--- START ---

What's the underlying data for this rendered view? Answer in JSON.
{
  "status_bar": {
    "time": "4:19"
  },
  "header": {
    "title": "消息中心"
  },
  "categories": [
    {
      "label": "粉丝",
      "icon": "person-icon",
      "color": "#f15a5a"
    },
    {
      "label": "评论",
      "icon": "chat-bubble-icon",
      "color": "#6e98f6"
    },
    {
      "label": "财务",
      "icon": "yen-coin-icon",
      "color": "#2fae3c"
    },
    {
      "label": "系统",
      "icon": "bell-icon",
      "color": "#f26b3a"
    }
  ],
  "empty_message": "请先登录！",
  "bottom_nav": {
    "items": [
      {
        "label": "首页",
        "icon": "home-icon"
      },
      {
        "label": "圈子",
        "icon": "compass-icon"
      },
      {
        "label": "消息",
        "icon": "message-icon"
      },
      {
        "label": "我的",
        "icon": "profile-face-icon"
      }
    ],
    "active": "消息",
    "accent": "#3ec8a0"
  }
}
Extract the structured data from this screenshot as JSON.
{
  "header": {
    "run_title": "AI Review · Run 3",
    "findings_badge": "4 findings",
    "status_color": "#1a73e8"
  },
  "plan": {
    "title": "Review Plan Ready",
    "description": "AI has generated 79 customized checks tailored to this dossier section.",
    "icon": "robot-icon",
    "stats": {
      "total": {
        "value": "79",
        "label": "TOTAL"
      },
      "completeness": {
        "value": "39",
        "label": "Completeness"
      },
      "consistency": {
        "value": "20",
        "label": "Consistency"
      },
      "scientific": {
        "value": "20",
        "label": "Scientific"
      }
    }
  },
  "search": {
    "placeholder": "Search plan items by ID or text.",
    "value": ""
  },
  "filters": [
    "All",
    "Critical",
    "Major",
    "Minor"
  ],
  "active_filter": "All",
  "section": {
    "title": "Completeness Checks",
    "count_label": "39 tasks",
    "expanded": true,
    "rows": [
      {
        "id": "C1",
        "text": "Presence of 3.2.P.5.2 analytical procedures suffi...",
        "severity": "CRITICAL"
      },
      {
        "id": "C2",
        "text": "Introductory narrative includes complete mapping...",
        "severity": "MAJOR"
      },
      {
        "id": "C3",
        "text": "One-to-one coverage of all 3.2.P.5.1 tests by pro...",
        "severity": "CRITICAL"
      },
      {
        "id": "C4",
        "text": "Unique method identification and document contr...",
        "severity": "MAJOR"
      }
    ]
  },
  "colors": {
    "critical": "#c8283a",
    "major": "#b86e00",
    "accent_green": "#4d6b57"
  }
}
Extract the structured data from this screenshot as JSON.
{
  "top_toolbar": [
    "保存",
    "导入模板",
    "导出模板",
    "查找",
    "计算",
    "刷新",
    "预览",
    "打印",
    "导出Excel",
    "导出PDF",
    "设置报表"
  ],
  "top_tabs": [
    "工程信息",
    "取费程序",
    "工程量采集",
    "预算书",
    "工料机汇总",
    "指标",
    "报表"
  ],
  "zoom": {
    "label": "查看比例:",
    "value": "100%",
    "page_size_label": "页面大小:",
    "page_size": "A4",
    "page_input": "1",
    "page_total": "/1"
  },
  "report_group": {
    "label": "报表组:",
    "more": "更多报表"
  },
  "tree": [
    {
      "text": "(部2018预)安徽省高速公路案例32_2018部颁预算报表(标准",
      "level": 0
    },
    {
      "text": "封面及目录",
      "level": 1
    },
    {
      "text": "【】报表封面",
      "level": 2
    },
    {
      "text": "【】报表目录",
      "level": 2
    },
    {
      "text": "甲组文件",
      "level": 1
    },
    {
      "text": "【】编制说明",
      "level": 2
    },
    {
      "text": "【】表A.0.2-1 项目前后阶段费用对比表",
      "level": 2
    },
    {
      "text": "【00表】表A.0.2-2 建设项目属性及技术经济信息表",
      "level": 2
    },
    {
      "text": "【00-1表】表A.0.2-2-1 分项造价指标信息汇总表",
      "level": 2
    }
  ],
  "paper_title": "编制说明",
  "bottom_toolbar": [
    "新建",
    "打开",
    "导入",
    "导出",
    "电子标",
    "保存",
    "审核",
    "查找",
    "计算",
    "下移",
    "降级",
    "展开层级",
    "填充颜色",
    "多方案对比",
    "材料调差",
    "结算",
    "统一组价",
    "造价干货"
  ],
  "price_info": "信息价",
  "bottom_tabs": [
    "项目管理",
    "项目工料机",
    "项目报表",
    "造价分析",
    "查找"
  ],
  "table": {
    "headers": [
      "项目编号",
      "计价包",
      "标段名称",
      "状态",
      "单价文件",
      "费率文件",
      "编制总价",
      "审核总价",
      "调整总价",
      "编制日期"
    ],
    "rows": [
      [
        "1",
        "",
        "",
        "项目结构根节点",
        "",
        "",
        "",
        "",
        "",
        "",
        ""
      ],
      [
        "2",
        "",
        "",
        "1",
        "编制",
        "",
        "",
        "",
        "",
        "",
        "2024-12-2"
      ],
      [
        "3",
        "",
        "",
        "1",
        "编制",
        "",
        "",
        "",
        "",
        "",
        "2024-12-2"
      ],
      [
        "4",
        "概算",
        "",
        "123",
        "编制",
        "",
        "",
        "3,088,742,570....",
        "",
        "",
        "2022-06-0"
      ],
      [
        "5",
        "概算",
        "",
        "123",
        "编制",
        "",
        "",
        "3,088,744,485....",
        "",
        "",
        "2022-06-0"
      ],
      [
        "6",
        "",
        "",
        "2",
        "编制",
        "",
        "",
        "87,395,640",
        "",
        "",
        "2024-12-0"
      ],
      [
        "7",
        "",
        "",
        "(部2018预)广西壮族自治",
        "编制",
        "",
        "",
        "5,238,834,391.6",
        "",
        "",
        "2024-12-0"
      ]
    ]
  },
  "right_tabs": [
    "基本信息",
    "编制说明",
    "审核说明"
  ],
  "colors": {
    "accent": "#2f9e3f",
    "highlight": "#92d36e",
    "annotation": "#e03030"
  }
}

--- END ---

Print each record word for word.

RESPONSE TO THE TASK:
What's the underlying data for this rendered view? Answer in JSON.
{
  "status_bar": {
    "time": "4:19"
  },
  "header": {
    "title": "消息中心"
  },
  "categories": [
    {
      "label": "粉丝",
      "icon": "person-icon",
      "color": "#f15a5a"
    },
    {
      "label": "评论",
      "icon": "chat-bubble-icon",
      "color": "#6e98f6"
    },
    {
      "label": "财务",
      "icon": "yen-coin-icon",
      "color": "#2fae3c"
    },
    {
      "label": "系统",
      "icon": "bell-icon",
      "color": "#f26b3a"
    }
  ],
  "empty_message": "请先登录！",
  "bottom_nav": {
    "items": [
      {
        "label": "首页",
        "icon": "home-icon"
      },
      {
        "label": "圈子",
        "icon": "compass-icon"
      },
      {
        "label": "消息",
        "icon": "message-icon"
      },
      {
        "label": "我的",
        "icon": "profile-face-icon"
      }
    ],
    "active": "消息",
    "accent": "#3ec8a0"
  }
}
Extract the structured data from this screenshot as JSON.
{
  "header": {
    "run_title": "AI Review · Run 3",
    "findings_badge": "4 findings",
    "status_color": "#1a73e8"
  },
  "plan": {
    "title": "Review Plan Ready",
    "description": "AI has generated 79 customized checks tailored to this dossier section.",
    "icon": "robot-icon",
    "stats": {
      "total": {
        "value": "79",
        "label": "TOTAL"
      },
      "completeness": {
        "value": "39",
        "label": "Completeness"
      },
      "consistency": {
        "value": "20",
        "label": "Consistency"
      },
      "scientific": {
        "value": "20",
        "label": "Scientific"
      }
    }
  },
  "search": {
    "placeholder": "Search plan items by ID or text.",
    "value": ""
  },
  "filters": [
    "All",
    "Critical",
    "Major",
    "Minor"
  ],
  "active_filter": "All",
  "section": {
    "title": "Completeness Checks",
    "count_label": "39 tasks",
    "expanded": true,
    "rows": [
      {
        "id": "C1",
        "text": "Presence of 3.2.P.5.2 analytical procedures suffi...",
        "severity": "CRITICAL"
      },
      {
        "id": "C2",
        "text": "Introductory narrative includes complete mapping...",
        "severity": "MAJOR"
      },
      {
        "id": "C3",
        "text": "One-to-one coverage of all 3.2.P.5.1 tests by pro...",
        "severity": "CRITICAL"
      },
      {
        "id": "C4",
        "text": "Unique method identification and document contr...",
        "severity": "MAJOR"
      }
    ]
  },
  "colors": {
    "critical": "#c8283a",
    "major": "#b86e00",
    "accent_green": "#4d6b57"
  }
}
Extract the structured data from this screenshot as JSON.
{
  "top_toolbar": [
    "保存",
    "导入模板",
    "导出模板",
    "查找",
    "计算",
    "刷新",
    "预览",
    "打印",
    "导出Excel",
    "导出PDF",
    "设置报表"
  ],
  "top_tabs": [
    "工程信息",
    "取费程序",
    "工程量采集",
    "预算书",
    "工料机汇总",
    "指标",
    "报表"
  ],
  "zoom": {
    "label": "查看比例:",
    "value": "100%",
    "page_size_label": "页面大小:",
    "page_size": "A4",
    "page_input": "1",
    "page_total": "/1"
  },
  "report_group": {
    "label": "报表组:",
    "more": "更多报表"
  },
  "tree": [
    {
      "text": "(部2018预)安徽省高速公路案例32_2018部颁预算报表(标准",
      "level": 0
    },
    {
      "text": "封面及目录",
      "level": 1
    },
    {
      "text": "【】报表封面",
      "level": 2
    },
    {
      "text": "【】报表目录",
      "level": 2
    },
    {
      "text": "甲组文件",
      "level": 1
    },
    {
      "text": "【】编制说明",
      "level": 2
    },
    {
      "text": "【】表A.0.2-1 项目前后阶段费用对比表",
      "level": 2
    },
    {
      "text": "【00表】表A.0.2-2 建设项目属性及技术经济信息表",
      "level": 2
    },
    {
      "text": "【00-1表】表A.0.2-2-1 分项造价指标信息汇总表",
      "level": 2
    }
  ],
  "paper_title": "编制说明",
  "bottom_toolbar": [
    "新建",
    "打开",
    "导入",
    "导出",
    "电子标",
    "保存",
    "审核",
    "查找",
    "计算",
    "下移",
    "降级",
    "展开层级",
    "填充颜色",
    "多方案对比",
    "材料调差",
    "结算",
    "统一组价",
    "造价干货"
  ],
  "price_info": "信息价",
  "bottom_tabs": [
    "项目管理",
    "项目工料机",
    "项目报表",
    "造价分析",
    "查找"
  ],
  "table": {
    "headers": [
      "项目编号",
      "计价包",
      "标段名称",
      "状态",
      "单价文件",
      "费率文件",
      "编制总价",
      "审核总价",
      "调整总价",
      "编制日期"
    ],
    "rows": [
      [
        "1",
        "",
        "",
        "项目结构根节点",
        "",
        "",
        "",
        "",
        "",
        "",
        ""
      ],
      [
        "2",
        "",
        "",
        "1",
        "编制",
        "",
        "",
        "",
        "",
        "",
        "2024-12-2"
      ],
      [
        "3",
        "",
        "",
        "1",
        "编制",
        "",
        "",
        "",
        "",
        "",
        "2024-12-2"
      ],
      [
        "4",
        "概算",
        "",
        "123",
        "编制",
        "",
        "",
        "3,088,742,570....",
        "",
        "",
        "2022-06-0"
      ],
      [
        "5",
        "概算",
        "",
        "123",
        "编制",
        "",
        "",
        "3,088,744,485....",
        "",
        "",
        "2022-06-0"
      ],
      [
        "6",
        "",
        "",
        "2",
        "编制",
        "",
        "",
        "87,395,640",
        "",
        "",
        "2024-12-0"
      ],
      [
        "7",
        "",
        "",
        "(部2018预)广西壮族自治",
        "编制",
        "",
        "",
        "5,238,834,391.6",
        "",
        "",
        "2024-12-0"
      ]
    ]
  },
  "right_tabs": [
    "基本信息",
    "编制说明",
    "审核说明"
  ],
  "colors": {
    "accent": "#2f9e3f",
    "highlight": "#92d36e",
    "annotation": "#e03030"
  }
}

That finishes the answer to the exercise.